→ EXERCISE BRIEF:
Lines of the data that contain the word "icon" are the ones to copy.

→ SOURCE DATA:

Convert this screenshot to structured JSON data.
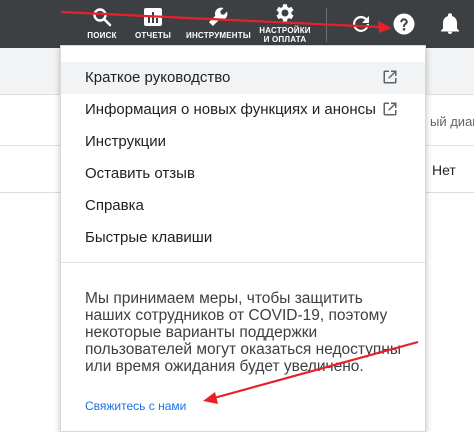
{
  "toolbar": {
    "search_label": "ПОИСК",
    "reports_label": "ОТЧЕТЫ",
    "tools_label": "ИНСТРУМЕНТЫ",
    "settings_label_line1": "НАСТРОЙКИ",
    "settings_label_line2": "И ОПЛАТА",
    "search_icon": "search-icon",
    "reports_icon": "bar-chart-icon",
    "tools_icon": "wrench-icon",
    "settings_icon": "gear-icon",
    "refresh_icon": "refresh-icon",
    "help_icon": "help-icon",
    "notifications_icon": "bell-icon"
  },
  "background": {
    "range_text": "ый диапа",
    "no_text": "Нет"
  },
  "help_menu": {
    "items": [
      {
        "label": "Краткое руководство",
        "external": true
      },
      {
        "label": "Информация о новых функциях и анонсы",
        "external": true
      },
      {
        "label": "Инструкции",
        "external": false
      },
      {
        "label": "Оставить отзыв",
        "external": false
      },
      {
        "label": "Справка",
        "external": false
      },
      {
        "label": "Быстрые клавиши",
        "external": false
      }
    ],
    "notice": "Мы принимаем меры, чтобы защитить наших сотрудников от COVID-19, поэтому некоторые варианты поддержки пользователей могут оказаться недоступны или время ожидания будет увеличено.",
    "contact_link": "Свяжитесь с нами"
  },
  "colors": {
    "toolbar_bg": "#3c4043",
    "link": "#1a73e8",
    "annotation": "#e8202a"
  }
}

→ EXPECTED OUTPUT:
    "search_icon": "search-icon",
    "reports_icon": "bar-chart-icon",
    "tools_icon": "wrench-icon",
    "settings_icon": "gear-icon",
    "refresh_icon": "refresh-icon",
    "help_icon": "help-icon",
    "notifications_icon": "bell-icon"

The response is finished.